Edwards' prosecutors grant former mistress immunity
Posted March 15, 2012
Greensboro, N.C. — Federal prosecutors on Thursday granted John Edwards' former mistress immunity from criminal charges for anything she says on the witness stand during the former Democratic presidential candidate's upcoming trial.
Edwards faces six criminal counts related to alleged campaign finance violations for using nearly $1 million from two wealthy donors to hide Rielle Hunter, who was pregnant with Edwards' child, during his 2008 campaign. He has pleaded not guilty, claiming that the money was a gift and not campaign contributions.
Jury selection is to begin April 12, and prosecutors say it's possible Hunter will be asked to testify.
U.S. District Judge Catherine Eagles ruled Thursday that two of Edwards' attorneys who represented Hunter in a civil suit cannot cross-examine her if prosecutors call her as a witness.
Under the agreement offered by the government, Hunter cannot be held criminally liable for any actions she testifies to as long as she's truthful.
Prosecutors had challenged the addition of Alan Duncan and Allison Van Laningham to Edwards' defense team, alleging a conflict of interest.

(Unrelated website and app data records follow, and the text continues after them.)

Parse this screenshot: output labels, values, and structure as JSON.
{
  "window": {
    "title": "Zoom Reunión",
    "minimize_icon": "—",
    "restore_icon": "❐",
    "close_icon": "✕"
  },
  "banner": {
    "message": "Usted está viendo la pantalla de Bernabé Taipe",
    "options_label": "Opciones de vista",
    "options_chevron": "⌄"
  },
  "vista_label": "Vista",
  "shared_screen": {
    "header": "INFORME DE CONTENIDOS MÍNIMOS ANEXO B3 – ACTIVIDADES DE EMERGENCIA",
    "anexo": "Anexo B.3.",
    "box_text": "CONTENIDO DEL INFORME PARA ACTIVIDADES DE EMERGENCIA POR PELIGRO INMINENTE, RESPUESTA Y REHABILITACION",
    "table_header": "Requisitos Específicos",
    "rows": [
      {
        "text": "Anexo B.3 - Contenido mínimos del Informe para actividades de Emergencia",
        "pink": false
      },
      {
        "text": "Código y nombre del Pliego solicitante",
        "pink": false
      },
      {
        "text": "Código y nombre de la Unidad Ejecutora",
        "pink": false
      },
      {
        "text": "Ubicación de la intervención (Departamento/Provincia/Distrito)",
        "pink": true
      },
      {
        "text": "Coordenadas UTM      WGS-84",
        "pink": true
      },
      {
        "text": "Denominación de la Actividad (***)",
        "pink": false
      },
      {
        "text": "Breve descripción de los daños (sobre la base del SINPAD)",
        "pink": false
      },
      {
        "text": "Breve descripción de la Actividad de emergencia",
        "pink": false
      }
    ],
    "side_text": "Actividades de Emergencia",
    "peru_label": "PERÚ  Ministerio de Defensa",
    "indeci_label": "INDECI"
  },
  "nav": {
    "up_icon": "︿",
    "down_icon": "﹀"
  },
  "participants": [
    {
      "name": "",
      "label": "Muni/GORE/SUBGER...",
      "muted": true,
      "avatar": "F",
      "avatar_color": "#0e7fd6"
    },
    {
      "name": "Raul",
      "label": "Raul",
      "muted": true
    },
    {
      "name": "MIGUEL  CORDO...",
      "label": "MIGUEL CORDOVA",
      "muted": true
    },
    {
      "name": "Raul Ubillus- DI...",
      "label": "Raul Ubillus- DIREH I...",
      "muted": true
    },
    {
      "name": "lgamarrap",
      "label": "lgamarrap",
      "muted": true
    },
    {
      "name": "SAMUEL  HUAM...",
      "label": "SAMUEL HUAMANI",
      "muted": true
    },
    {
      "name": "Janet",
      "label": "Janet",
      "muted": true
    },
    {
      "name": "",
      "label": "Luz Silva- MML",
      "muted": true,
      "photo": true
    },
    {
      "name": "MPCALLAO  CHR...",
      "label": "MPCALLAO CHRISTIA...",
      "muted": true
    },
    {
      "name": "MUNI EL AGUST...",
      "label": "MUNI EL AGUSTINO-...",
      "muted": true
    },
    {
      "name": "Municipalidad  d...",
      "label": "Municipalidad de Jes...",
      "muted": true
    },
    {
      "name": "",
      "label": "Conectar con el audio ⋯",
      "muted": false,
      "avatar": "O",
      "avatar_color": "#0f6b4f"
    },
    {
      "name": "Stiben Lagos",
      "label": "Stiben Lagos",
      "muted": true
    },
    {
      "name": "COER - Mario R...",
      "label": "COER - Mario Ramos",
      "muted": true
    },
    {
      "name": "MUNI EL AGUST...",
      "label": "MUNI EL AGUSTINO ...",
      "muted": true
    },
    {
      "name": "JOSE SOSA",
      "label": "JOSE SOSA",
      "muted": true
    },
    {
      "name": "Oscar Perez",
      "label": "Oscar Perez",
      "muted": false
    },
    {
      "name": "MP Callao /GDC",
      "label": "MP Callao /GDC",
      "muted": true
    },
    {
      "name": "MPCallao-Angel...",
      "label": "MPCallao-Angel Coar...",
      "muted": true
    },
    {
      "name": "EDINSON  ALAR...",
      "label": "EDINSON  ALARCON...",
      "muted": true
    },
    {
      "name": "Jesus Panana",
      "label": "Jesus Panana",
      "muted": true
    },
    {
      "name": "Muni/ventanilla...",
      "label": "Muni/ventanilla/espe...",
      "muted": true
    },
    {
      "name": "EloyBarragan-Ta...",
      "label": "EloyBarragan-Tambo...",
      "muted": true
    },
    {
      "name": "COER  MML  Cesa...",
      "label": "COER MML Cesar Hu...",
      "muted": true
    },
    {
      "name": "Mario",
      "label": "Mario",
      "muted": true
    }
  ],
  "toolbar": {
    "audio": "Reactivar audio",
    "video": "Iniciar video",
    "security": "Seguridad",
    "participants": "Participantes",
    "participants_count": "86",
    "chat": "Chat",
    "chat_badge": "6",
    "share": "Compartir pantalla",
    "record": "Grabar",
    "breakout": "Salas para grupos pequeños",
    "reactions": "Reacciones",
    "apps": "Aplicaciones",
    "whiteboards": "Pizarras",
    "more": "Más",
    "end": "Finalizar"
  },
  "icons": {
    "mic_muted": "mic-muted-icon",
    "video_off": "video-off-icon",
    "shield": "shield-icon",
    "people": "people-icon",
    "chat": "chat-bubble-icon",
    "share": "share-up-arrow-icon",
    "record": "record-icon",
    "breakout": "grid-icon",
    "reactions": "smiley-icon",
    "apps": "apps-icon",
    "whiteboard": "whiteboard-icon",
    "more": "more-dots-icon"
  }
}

The pair represented Hunter in her civil lawsuit against former Edwards aide Andrew Young over items she said Young and his wife took from her, including a purported videotape showing Edwards and Hunter engaged in sex.
Young and Hunter settled the suit last month, and the settlement called for the sex tape to be destroyed.
Both Edwards and Hunter said there would be no conflict of interest, and Eagles said Duncan and Van Laningham could represent Edwards.
The judge also allowed Charlotte attorney Jim Cooney, who has represented Edwards since early in the federal investigation, to withdraw from the case.